Minors in Possession of Alcohol

In Florida, it is against the law for anyone under the age of 21 to possess or drink alcohol.

Underage possession of alcohol is considered a first- or second-degree misdemeanor, which means it can be punishable by jail time, probation and a permanent criminal record that can hamper your future opportunities in education and employment.

At The Ansara Law Firm, our Fort Lauderdale criminal defense attorneys will fight for your rights. We recognize that seemingly minor youthful indiscretions can have a profound impact on your future – and we will apply our extensive knowledge and skill into minimizing the impact of these charges on your life.

Prosecutors handling these cases will often try to negotiate a quick settlement. But you should never agree to a “deal” without first discussing it with your lawyer.

Definition of Underage Possession of Alcohol

Florida law outlines underage possession of alcohol in F.S. 562.111.

It’s unlawful for an individual who has not yet reached the age of 21 to have in his or her “possession” an alcoholic drink or drinks. That could include:

  • Beer
  • Liquor
  • Wine
  • Mixed Drinks
  • Other kinds of alcoholic drinks intended for consumption

In this case, the term “possession” can be construed as either “actual” or “constructive.”

If possession of a drink is “actual,” it means defendant possessed the drink on his or her person or readily within his or her reach and/ or control.

However, if possession of a drink is “constructive,” that means prosecutors won’t be required to prove the minor was physically holding the drink.
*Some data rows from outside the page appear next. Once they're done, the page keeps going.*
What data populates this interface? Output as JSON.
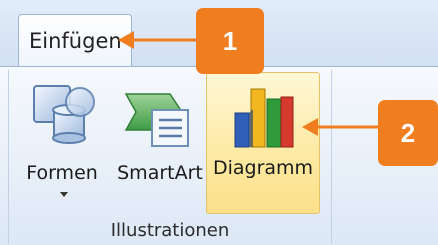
{
  "tab": {
    "label": "Einfügen"
  },
  "group": {
    "label": "Illustrationen",
    "commands": [
      {
        "label": "Formen",
        "icon": "shapes-icon",
        "has_dropdown": true
      },
      {
        "label": "SmartArt",
        "icon": "smartart-icon",
        "has_dropdown": false
      },
      {
        "label": "Diagramm",
        "icon": "chart-icon",
        "has_dropdown": false,
        "highlighted": true
      }
    ]
  },
  "callouts": [
    {
      "number": "1",
      "points_to": "tab"
    },
    {
      "number": "2",
      "points_to": "diagramm-button"
    }
  ],
  "colors": {
    "callout": "#f07e1f",
    "highlight": "#fde9a2"
  }
}
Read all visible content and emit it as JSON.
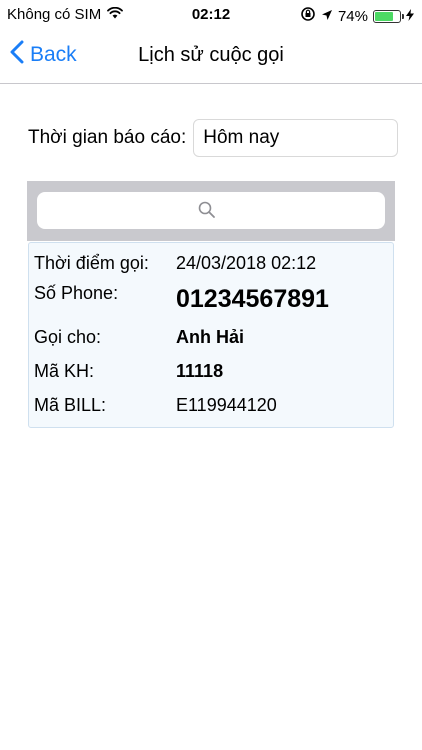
{
  "status_bar": {
    "carrier": "Không có SIM",
    "time": "02:12",
    "battery": "74%",
    "battery_level": 74,
    "icons": [
      "wifi-icon",
      "rotation-lock-icon",
      "location-arrow-icon",
      "battery-icon",
      "charging-bolt-icon"
    ]
  },
  "nav": {
    "back_label": "Back",
    "title": "Lịch sử cuộc gọi",
    "accent_color": "#1a7ef7"
  },
  "report": {
    "label": "Thời gian báo cáo:",
    "value": "Hôm nay"
  },
  "search": {
    "placeholder": "",
    "icon": "search-icon"
  },
  "record": {
    "call_time_label": "Thời điểm gọi:",
    "call_time_value": "24/03/2018 02:12",
    "phone_label": "Số Phone:",
    "phone_value": "01234567891",
    "called_label": "Gọi cho:",
    "called_value": "Anh Hải",
    "customer_label": "Mã KH:",
    "customer_value": "11118",
    "bill_label": "Mã BILL:",
    "bill_value": "E119944120"
  }
}
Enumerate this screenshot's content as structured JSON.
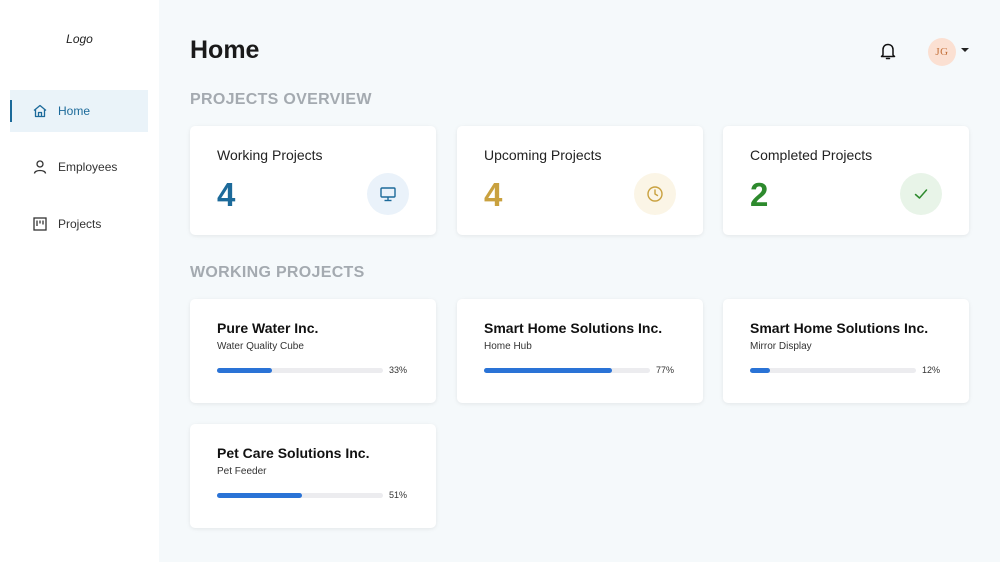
{
  "sidebar": {
    "logo": "Logo",
    "items": [
      {
        "label": "Home",
        "icon": "home-icon",
        "active": true
      },
      {
        "label": "Employees",
        "icon": "person-icon",
        "active": false
      },
      {
        "label": "Projects",
        "icon": "board-icon",
        "active": false
      }
    ]
  },
  "header": {
    "title": "Home",
    "avatar_initials": "JG"
  },
  "overview": {
    "heading": "PROJECTS OVERVIEW",
    "cards": [
      {
        "label": "Working Projects",
        "value": "4",
        "icon": "monitor-icon",
        "color": "#1c6a9a",
        "icon_bg": "#eaf2fa"
      },
      {
        "label": "Upcoming Projects",
        "value": "4",
        "icon": "clock-icon",
        "color": "#c9a13f",
        "icon_bg": "#fbf5e6"
      },
      {
        "label": "Completed Projects",
        "value": "2",
        "icon": "check-icon",
        "color": "#2d8a2d",
        "icon_bg": "#e8f4e8"
      }
    ]
  },
  "working": {
    "heading": "WORKING PROJECTS",
    "projects": [
      {
        "name": "Pure Water Inc.",
        "product": "Water Quality Cube",
        "progress": 33,
        "progress_label": "33%"
      },
      {
        "name": "Smart Home Solutions Inc.",
        "product": "Home Hub",
        "progress": 77,
        "progress_label": "77%"
      },
      {
        "name": "Smart Home Solutions Inc.",
        "product": "Mirror Display",
        "progress": 12,
        "progress_label": "12%"
      },
      {
        "name": "Pet Care Solutions Inc.",
        "product": "Pet Feeder",
        "progress": 51,
        "progress_label": "51%"
      }
    ]
  }
}
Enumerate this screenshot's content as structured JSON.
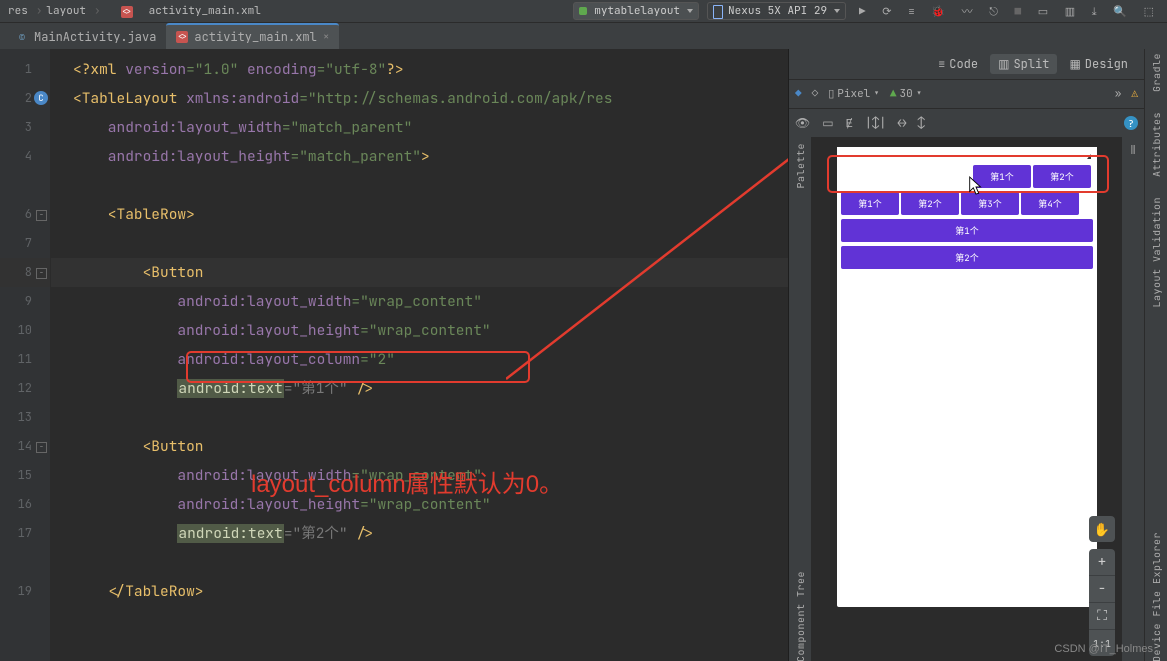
{
  "breadcrumb": {
    "p1": "res",
    "p2": "layout",
    "p3": "activity_main.xml"
  },
  "run_config": "mytablelayout",
  "device_target": "Nexus 5X API 29",
  "tabs": [
    {
      "label": "MainActivity.java",
      "active": false
    },
    {
      "label": "activity_main.xml",
      "active": true
    }
  ],
  "view_modes": {
    "code": "Code",
    "split": "Split",
    "design": "Design"
  },
  "design_toolbar": {
    "device": "Pixel",
    "api": "30"
  },
  "code": {
    "l1_a": "<?xml ",
    "l1_b": "version",
    "l1_c": "=\"1.0\" ",
    "l1_d": "encoding",
    "l1_e": "=\"utf-8\"",
    "l1_f": "?>",
    "l2_a": "<TableLayout ",
    "l2_b": "xmlns:android",
    "l2_c": "=\"http://schemas.android.com/apk/res",
    "l3_a": "    android:layout_width",
    "l3_b": "=\"match_parent\"",
    "l4_a": "    android:layout_height",
    "l4_b": "=\"match_parent\"",
    "l4_c": ">",
    "l6_a": "    <TableRow>",
    "l8_a": "        <Button",
    "l9_a": "            android:layout_width",
    "l9_b": "=\"wrap_content\"",
    "l10_a": "            android:layout_height",
    "l10_b": "=\"wrap_content\"",
    "l11_a": "            android:layout_column",
    "l11_b": "=\"2\"",
    "l12_a": "            ",
    "l12_b": "android:text",
    "l12_c": "=\"第1个\" ",
    "l12_d": "/>",
    "l14_a": "        <Button",
    "l15_a": "            android:layout_width",
    "l15_b": "=\"wrap_content\"",
    "l16_a": "            android:layout_height",
    "l16_b": "=\"wrap_content\"",
    "l17_a": "            ",
    "l17_b": "android:text",
    "l17_c": "=\"第2个\" ",
    "l17_d": "/>",
    "l19_a": "    </TableRow>"
  },
  "annotation": "layout_column属性默认为0。",
  "preview": {
    "row1": [
      {
        "t": "第1个"
      },
      {
        "t": "第2个"
      }
    ],
    "row2": [
      {
        "t": "第1个"
      },
      {
        "t": "第2个"
      },
      {
        "t": "第3个"
      },
      {
        "t": "第4个"
      }
    ],
    "row3": [
      {
        "t": "第1个"
      }
    ],
    "row4": [
      {
        "t": "第2个"
      }
    ]
  },
  "zoom": {
    "plus": "+",
    "minus": "−",
    "fit": "⛶",
    "oneone": "1:1"
  },
  "ribbons": {
    "gradle": "Gradle",
    "attrs": "Attributes",
    "layoutv": "Layout Validation",
    "palette": "Palette",
    "comptree": "Component Tree",
    "devfile": "Device File Explorer"
  },
  "watermark": "CSDN @IT_Holmes"
}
Instead, prosecutors will only need to show the drink was in a location over which the accused had control over it and knowledge that the drink was in his/ her presence.

It’s not necessary for the court to prove the minor was actually consuming the beverage or had surpassed a given level of intoxication in order for a conviction on this charge to stand.

Possible Penalties for Possessing Alcohol Underage

If you are convicted for possessing alcohol while under the age of 21, you’re generally going to be facing a second-degree misdemeanor. Per F.S. 775.082(4)(b), this will result in a possible maximum penalty of:

  • Up to 60 days’ worth of jail time;
  • Six months’ of probation;
  • $500 fine.

A judge could decide to impose each of these or some combination of these offenses.

On top of all this, an underage person who is convicted on a charge of possessing alcohol is going to face automatic revocation of their driver’s license for a period of between 6 months to 1 year.

However, if the offender has been arrested and convicted of this same offense before, the incident can be charged as a first-degree misdemeanor, which means he/she could face penalties that could include:

  • Up to 1 year in jail;
  • A full year of probation;
  • $1,000 fine.

In addition, a person convicted of a second or subsequent offense is going to face a mandatory revocation period of two years.

It is possible for the Florida Department of Highway Safety and Motor Vehicles to issue a hardship license before that time frame is up. However, that assumes the offender is otherwise qualified to have a driver’s license.

Defending a Charge of Underage Drinking/ Possession of Alcohol

There are numerous defenses that can be effectively raised in a case where underage drinking has alleged. Some defenses are legal, which means we may be disputing application of the law, while others are factual, meaning they involve disputes of the specific events of the case we are defending.

Some of the approaches we might consider:

  • Lack of knowledge that the beverage possessed had any alcohol in it.
  • Inability of prosecutors to prove beyond a reasonable doubt who had control over the beverage.
  • The beverage possessed didn’t have any alcohol in it.
  • Lack of knowledge that the beverage was within the presence of the accused.
  • Insufficient proof that minor knew he or she was in possession of the beverage.
  • Failure of law enforcement to preserve evidence of the drink’s contents.
  • Minor was holding the drink for a friend, not realizing its content.
  • Suppression of evidence in cases where officer detained accused without probable cause to believe the accused was underage.
  • Lack of a search warrant or other legal justification of officers to enter or remain on site.

In a substantial number of these cases, there is a genuine issue of material fact as to whether defendant knew the beverage in question was in fact alcohol. This happens in many cases at parties or nightclubs, where it is common for friends to hold one another’s drinks, while they dance or head to the restroom or pay a bill.

If you have been charged with underage drinking in South Florida, contact the Fort Lauderdale Criminal Defense Lawyers at The Ansara Law Firm by calling (877) 277-3780.